You are here

BP Base Operations Center

-A A +A
1973–1974, Wallace, Floyd, Ellenzweig
  • Exterior (Jet Lowe)
  • Interior (Jet Lowe)
  • Exterior (Alison K. Hoagland)

Barged in during the summer of 1973 and erected by March 1974, the original section of BP's Base Operations Center has a slightly better than functional design, focused on a glass atrium. Wallace, Floyd, Ellenzweig, a Cambridge, Massachusetts, architectural firm with arctic experience, designed the five units, which when assembled originally housed 140 workers. Because of the severe winds on the North Slope, there is no exterior ornament, not even overhanging eaves. The top of the building has a low gable roof. To minimize snow drifting, the building is raised 7 feet above ground, and the bottom edge is chamfered. Raising the building also removes it from the permafrost. Pilings 22 inches or 28 inches in diameter are set some 30 feet into the ground and backfilled with a sand slurry, which freezes around the piling.
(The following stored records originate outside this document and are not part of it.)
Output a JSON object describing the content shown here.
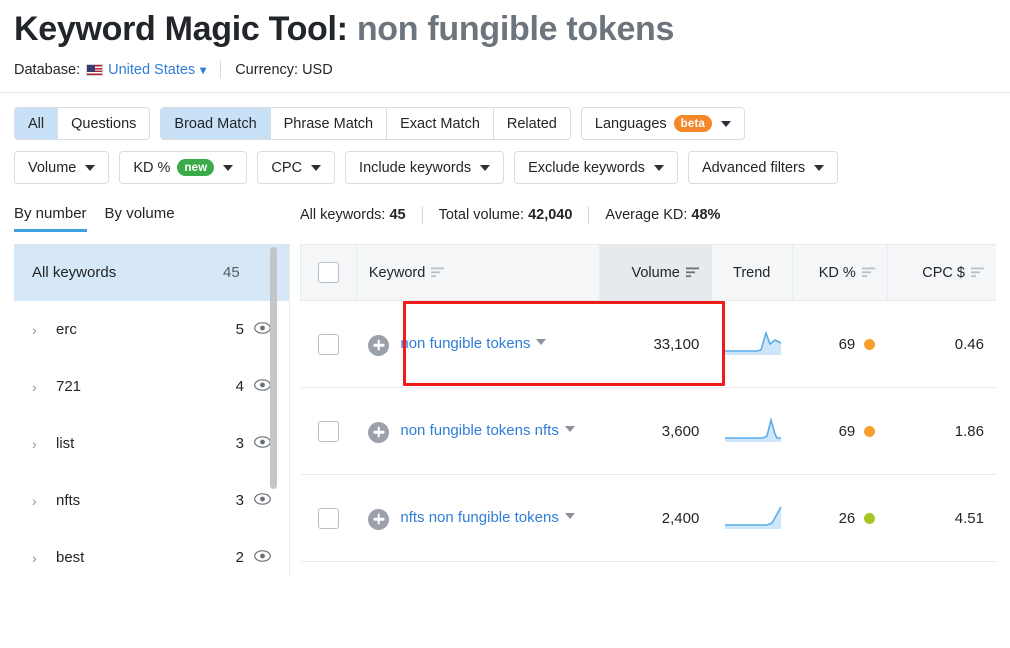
{
  "header": {
    "title_prefix": "Keyword Magic Tool:",
    "title_term": "non fungible tokens",
    "database_label": "Database:",
    "database_value": "United States",
    "currency_text": "Currency: USD",
    "flag_icon": "us-flag-icon"
  },
  "filters": {
    "match_tabs": [
      {
        "label": "All",
        "active": true
      },
      {
        "label": "Questions",
        "active": false
      }
    ],
    "match_types": [
      {
        "label": "Broad Match",
        "active": true
      },
      {
        "label": "Phrase Match",
        "active": false
      },
      {
        "label": "Exact Match",
        "active": false
      },
      {
        "label": "Related",
        "active": false
      }
    ],
    "languages": {
      "label": "Languages",
      "badge": "beta",
      "badge_color": "#f6862a"
    },
    "dropdowns": [
      {
        "label": "Volume",
        "badge": null
      },
      {
        "label": "KD %",
        "badge": "new",
        "badge_color": "#3aab4b"
      },
      {
        "label": "CPC",
        "badge": null
      },
      {
        "label": "Include keywords",
        "badge": null
      },
      {
        "label": "Exclude keywords",
        "badge": null
      },
      {
        "label": "Advanced filters",
        "badge": null
      }
    ]
  },
  "subtabs": [
    {
      "label": "By number",
      "active": true
    },
    {
      "label": "By volume",
      "active": false
    }
  ],
  "stats": [
    {
      "label": "All keywords:",
      "value": "45"
    },
    {
      "label": "Total volume:",
      "value": "42,040"
    },
    {
      "label": "Average KD:",
      "value": "48%"
    }
  ],
  "sidebar": {
    "all_keywords": {
      "label": "All keywords",
      "count": "45"
    },
    "groups": [
      {
        "label": "erc",
        "count": "5"
      },
      {
        "label": "721",
        "count": "4"
      },
      {
        "label": "list",
        "count": "3"
      },
      {
        "label": "nfts",
        "count": "3"
      },
      {
        "label": "best",
        "count": "2"
      }
    ]
  },
  "table": {
    "columns": [
      {
        "key": "check",
        "label": ""
      },
      {
        "key": "keyword",
        "label": "Keyword",
        "sortable": true
      },
      {
        "key": "volume",
        "label": "Volume",
        "sortable": true,
        "active_sort": true
      },
      {
        "key": "trend",
        "label": "Trend",
        "sortable": false
      },
      {
        "key": "kd",
        "label": "KD %",
        "sortable": true
      },
      {
        "key": "cpc",
        "label": "CPC $",
        "sortable": true
      }
    ],
    "rows": [
      {
        "keyword": "non fungible tokens",
        "volume": "33,100",
        "kd": "69",
        "kd_color": "#f8a02e",
        "cpc": "0.46",
        "trend": [
          6,
          6,
          6,
          6,
          6,
          6,
          6,
          6,
          6,
          7,
          30,
          16,
          19
        ],
        "highlighted": true
      },
      {
        "keyword": "non fungible tokens nfts",
        "volume": "3,600",
        "kd": "69",
        "kd_color": "#f8a02e",
        "cpc": "1.86",
        "trend": [
          5,
          5,
          5,
          5,
          5,
          5,
          5,
          5,
          5,
          5,
          6,
          30,
          9
        ],
        "highlighted": false
      },
      {
        "keyword": "nfts non fungible tokens",
        "volume": "2,400",
        "kd": "26",
        "kd_color": "#a5c726",
        "cpc": "4.51",
        "trend": [
          5,
          5,
          5,
          5,
          5,
          5,
          5,
          5,
          5,
          5,
          6,
          14,
          30
        ],
        "highlighted": false
      }
    ]
  },
  "annotation": {
    "color": "#f21b1b",
    "target": "first-row-keyword-and-volume"
  }
}
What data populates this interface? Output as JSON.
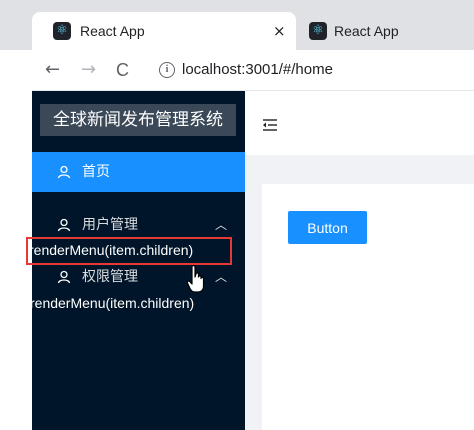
{
  "browser": {
    "tabs": [
      {
        "title": "React App",
        "active": true
      },
      {
        "title": "React App",
        "active": false
      }
    ],
    "tab_close_glyph": "×",
    "url": "localhost:3001/#/home",
    "nav": {
      "back": "←",
      "forward": "→",
      "reload": "C"
    }
  },
  "sidebar": {
    "logo": "全球新闻发布管理系统",
    "items": [
      {
        "label": "首页",
        "selected": true,
        "icon": "user-icon"
      },
      {
        "label": "用户管理",
        "expandable": true,
        "icon": "user-icon"
      },
      {
        "label": "权限管理",
        "expandable": true,
        "icon": "user-icon"
      }
    ],
    "render_labels": [
      "renderMenu(item.children)",
      "renderMenu(item.children)"
    ]
  },
  "header": {
    "fold_icon": "menu-fold-icon"
  },
  "content": {
    "button_label": "Button"
  },
  "colors": {
    "primary": "#1890ff",
    "sider": "#001529",
    "annotation": "#e53935",
    "content_bg": "#f0f2f5"
  }
}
Concrete pile caps prevent the transfer of heat through the piling to the permafrost.

Total prefabrication was the key to the composite building concept. Four prefabricated modules, each weighing approximately 750 tons, three stories high, and measuring 126 feet by 150 feet, are U-shaped in section. The central portion is a one-story cast concrete box, flanked by three-story wood-frame sections. The structure rests on a 5-foot-thick steel-frame skid. Above the concrete section is the atrium, devoted to recreational uses (including a swimming pool that doubles as a fire reservoir), that has a steel roof truss and glass roof and walls. On either side are the bedrooms in double-loaded corridors. Seventy 16-foot-by-20-foot suites contain two separate bedrooms and a bathroom. The structure here is a conventional platform frame, with gypsum wallboard on the interior, a vapor barrier, polyurethane insulation, plywood, and on the exterior prefinished corrugated steel sheeting. The triple-glazed windows are a standard wood casement with sash that open.
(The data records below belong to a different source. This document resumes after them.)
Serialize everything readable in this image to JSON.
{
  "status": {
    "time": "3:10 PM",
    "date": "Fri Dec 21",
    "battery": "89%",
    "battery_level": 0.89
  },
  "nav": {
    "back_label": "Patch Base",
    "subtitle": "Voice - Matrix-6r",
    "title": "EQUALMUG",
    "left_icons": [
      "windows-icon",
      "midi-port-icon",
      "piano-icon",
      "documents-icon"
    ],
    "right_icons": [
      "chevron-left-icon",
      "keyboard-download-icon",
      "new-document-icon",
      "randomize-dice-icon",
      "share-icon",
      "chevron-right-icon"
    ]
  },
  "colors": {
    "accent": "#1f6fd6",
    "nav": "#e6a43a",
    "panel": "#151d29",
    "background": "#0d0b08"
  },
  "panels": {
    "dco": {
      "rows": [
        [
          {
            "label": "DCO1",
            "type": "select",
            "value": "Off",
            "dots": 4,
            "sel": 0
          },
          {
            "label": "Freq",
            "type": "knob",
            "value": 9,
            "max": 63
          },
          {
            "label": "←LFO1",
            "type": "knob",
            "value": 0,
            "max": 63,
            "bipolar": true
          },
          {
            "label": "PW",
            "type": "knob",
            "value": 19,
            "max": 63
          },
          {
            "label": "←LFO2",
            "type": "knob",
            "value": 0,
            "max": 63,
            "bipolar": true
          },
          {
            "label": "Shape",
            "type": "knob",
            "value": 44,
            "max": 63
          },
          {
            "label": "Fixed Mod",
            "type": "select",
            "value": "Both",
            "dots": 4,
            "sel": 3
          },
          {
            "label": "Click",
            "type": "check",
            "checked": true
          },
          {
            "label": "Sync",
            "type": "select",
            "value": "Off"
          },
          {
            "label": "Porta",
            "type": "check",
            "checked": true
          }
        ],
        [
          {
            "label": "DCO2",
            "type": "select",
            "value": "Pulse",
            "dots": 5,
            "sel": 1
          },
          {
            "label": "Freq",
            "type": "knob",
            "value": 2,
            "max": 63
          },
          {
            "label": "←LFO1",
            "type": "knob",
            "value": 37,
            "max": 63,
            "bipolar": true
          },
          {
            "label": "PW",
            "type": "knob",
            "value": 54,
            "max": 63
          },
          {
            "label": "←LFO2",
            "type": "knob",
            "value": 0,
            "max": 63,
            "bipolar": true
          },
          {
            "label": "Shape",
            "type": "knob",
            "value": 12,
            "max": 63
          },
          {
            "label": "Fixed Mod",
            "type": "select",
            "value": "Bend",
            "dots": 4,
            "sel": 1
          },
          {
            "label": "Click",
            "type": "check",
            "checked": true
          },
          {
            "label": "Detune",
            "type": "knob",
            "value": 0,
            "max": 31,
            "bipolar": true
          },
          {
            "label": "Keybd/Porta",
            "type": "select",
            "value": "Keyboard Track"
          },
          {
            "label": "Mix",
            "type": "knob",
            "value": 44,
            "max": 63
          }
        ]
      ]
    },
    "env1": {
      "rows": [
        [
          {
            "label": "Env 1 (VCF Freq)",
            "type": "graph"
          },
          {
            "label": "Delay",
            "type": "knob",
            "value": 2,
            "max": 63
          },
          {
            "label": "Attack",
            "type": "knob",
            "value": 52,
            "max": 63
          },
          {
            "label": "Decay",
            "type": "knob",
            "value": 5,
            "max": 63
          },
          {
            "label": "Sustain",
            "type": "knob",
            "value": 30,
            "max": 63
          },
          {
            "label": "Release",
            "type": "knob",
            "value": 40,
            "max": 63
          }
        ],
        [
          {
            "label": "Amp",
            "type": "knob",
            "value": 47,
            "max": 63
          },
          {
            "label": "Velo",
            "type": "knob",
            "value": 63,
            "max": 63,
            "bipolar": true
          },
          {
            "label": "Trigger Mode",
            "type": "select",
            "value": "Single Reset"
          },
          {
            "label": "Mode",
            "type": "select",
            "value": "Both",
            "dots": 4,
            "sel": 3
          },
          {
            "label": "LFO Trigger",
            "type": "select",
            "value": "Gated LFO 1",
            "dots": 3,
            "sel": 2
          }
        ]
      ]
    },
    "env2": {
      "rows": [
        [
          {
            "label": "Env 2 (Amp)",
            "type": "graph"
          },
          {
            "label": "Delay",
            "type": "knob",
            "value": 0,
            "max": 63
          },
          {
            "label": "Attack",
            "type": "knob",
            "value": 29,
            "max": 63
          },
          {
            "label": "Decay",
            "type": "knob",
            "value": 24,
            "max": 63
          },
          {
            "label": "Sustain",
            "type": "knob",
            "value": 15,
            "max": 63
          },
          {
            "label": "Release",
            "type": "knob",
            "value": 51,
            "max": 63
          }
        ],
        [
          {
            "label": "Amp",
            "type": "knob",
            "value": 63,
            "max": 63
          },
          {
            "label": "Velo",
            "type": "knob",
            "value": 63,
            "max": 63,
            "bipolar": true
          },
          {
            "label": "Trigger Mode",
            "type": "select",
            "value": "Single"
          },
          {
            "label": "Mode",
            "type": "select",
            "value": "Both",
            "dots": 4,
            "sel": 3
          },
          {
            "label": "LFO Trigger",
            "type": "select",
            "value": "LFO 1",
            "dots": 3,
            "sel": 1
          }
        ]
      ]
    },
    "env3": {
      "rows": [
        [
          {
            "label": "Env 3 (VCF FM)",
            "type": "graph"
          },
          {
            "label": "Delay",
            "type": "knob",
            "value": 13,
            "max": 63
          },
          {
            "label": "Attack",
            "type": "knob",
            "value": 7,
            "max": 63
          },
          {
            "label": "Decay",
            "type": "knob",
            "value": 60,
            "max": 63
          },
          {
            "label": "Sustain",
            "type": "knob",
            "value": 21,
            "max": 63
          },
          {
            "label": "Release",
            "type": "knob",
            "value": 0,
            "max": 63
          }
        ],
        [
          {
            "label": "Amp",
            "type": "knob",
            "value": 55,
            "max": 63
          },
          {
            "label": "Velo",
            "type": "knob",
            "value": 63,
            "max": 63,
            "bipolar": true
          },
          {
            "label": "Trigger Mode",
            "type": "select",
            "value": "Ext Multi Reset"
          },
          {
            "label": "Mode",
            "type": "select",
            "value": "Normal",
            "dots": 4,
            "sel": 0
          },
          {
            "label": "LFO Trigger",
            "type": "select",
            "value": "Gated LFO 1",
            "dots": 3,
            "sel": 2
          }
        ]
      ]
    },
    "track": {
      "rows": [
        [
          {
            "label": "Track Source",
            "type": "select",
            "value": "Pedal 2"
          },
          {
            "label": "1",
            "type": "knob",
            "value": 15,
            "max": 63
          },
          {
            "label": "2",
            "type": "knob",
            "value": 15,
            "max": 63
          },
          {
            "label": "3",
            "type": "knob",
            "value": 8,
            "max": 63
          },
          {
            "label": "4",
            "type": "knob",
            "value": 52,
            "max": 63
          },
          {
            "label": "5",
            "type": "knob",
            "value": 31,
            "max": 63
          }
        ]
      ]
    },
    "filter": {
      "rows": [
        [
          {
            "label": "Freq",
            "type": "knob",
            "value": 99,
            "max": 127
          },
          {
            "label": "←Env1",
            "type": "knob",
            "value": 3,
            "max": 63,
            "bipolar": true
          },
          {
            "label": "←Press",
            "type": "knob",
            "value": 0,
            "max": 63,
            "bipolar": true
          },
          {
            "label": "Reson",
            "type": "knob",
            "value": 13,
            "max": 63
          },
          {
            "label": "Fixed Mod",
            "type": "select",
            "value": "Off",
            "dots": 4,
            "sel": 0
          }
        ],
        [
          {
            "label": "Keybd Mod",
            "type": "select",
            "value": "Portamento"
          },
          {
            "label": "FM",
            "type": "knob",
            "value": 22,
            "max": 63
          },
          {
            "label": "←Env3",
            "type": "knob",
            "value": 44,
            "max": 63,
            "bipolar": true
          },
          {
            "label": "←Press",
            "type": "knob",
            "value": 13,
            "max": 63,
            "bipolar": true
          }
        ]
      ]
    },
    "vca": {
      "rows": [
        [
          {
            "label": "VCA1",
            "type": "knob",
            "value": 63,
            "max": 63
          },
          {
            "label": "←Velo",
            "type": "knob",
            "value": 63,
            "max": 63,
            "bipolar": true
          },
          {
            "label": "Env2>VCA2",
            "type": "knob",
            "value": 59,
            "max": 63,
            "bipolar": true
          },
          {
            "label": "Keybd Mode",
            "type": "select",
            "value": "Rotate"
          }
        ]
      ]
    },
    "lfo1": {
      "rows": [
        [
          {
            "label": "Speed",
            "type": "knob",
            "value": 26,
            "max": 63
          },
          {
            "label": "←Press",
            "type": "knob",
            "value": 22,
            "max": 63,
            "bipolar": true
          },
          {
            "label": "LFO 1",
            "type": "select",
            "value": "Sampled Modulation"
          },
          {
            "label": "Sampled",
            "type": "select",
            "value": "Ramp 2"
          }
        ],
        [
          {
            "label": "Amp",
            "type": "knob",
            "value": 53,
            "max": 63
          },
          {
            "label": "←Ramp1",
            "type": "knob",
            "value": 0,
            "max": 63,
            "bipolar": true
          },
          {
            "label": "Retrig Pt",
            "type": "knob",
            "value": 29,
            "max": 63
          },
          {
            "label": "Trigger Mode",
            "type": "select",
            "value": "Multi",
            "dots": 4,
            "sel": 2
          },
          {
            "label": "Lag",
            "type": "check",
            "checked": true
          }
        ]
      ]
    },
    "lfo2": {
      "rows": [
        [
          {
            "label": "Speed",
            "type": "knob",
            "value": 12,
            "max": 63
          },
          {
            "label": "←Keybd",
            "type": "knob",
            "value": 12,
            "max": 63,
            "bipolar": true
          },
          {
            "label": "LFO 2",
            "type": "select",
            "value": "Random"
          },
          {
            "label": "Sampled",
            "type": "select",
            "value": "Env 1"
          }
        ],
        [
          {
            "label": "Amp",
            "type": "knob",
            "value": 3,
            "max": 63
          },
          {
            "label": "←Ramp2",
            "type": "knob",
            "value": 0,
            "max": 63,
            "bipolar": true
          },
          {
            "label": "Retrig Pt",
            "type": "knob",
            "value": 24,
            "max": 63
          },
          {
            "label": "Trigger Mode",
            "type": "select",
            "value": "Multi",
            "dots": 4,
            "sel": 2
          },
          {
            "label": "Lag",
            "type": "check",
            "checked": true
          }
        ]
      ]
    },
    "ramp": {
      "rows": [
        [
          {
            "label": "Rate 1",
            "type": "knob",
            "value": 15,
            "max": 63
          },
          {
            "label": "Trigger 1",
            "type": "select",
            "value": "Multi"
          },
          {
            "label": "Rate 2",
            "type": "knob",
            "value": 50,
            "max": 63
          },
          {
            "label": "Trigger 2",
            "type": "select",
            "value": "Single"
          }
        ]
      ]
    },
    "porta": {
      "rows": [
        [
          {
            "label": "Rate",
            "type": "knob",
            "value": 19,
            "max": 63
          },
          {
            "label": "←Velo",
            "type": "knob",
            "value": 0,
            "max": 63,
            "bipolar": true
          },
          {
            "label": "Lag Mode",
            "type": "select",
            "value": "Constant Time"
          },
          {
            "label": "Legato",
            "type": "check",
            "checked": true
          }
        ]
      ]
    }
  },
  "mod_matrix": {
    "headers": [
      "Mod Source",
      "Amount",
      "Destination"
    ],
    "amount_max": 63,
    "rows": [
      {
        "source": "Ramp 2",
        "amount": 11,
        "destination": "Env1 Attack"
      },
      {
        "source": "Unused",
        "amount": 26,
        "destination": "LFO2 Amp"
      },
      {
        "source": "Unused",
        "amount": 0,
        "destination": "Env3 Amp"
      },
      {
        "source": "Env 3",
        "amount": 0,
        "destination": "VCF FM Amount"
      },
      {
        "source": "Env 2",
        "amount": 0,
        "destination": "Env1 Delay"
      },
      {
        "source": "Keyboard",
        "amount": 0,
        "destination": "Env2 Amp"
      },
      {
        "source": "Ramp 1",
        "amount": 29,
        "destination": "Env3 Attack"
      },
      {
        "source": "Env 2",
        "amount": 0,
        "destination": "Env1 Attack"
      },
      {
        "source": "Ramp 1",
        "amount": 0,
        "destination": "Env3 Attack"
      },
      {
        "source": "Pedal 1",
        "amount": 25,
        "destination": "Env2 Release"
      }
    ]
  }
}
The skids for the modules were manufactured in Texas and shipped through the Panama Canal to Seattle where the modules were constructed on them. They were then taken by crawlers to the barge, shipped to Prudhoe Bay, and crawled onto shore 18 miles and assembled. The units were placed 1½ feet apart and joined with plywood and metal panels, leaving room for expansion to accommodate the temperature range.

Other sections, which house the garages and service areas, were constructed on site from knock-down, prefabricated components. Total prefabrication is cost-effective only for modules in which there is a great deal of equipment or interior finish work. As labor costs on the North Slope are high, it is cheaper to do this finish work elsewhere and ship the module completed. The site-built structures, which did not require much finish work, were also built on grade.

In 1976 an addition was made to the south, adding 140 beds. In 1980–1981, a second addition provided 236 more beds and a movie theater. The dining room was moved from the original building to this addition. The end walls of these additions, in this farthest outpost of civilization, have a nearly symmetrical arrangement of windows, doors, and stairways. Wallace, Floyd, Ellenzweig were again the designers.

Writing Credits

Alison K. Hoagland


What's Nearby


Alison K. Hoagland, "BP Base Operations Center", [Anchorage, Alaska], SAH Archipedia, eds. Gabrielle Esperdy and Karen Kingsley, Charlottesville: UVaP, 2012—,

Print Source

Buildings of Alaska, Alison K. Hoagland. New York: Oxford University Press, 1993, 261-262.

If SAH Archipedia has been useful to you, please consider supporting it.

SAH Archipedia tells the story of the United States through its buildings, landscapes, and cities. This freely available resource empowers the public with authoritative knowledge that deepens their understanding and appreciation of the built environment. But the Society of Architectural Historians, which created SAH Archipedia with University of Virginia Press, needs your support to maintain the high-caliber research, writing, photography, cartography, editing, design, and programming that make SAH Archipedia a trusted online resource available to all who value the history of place, heritage tourism, and learning.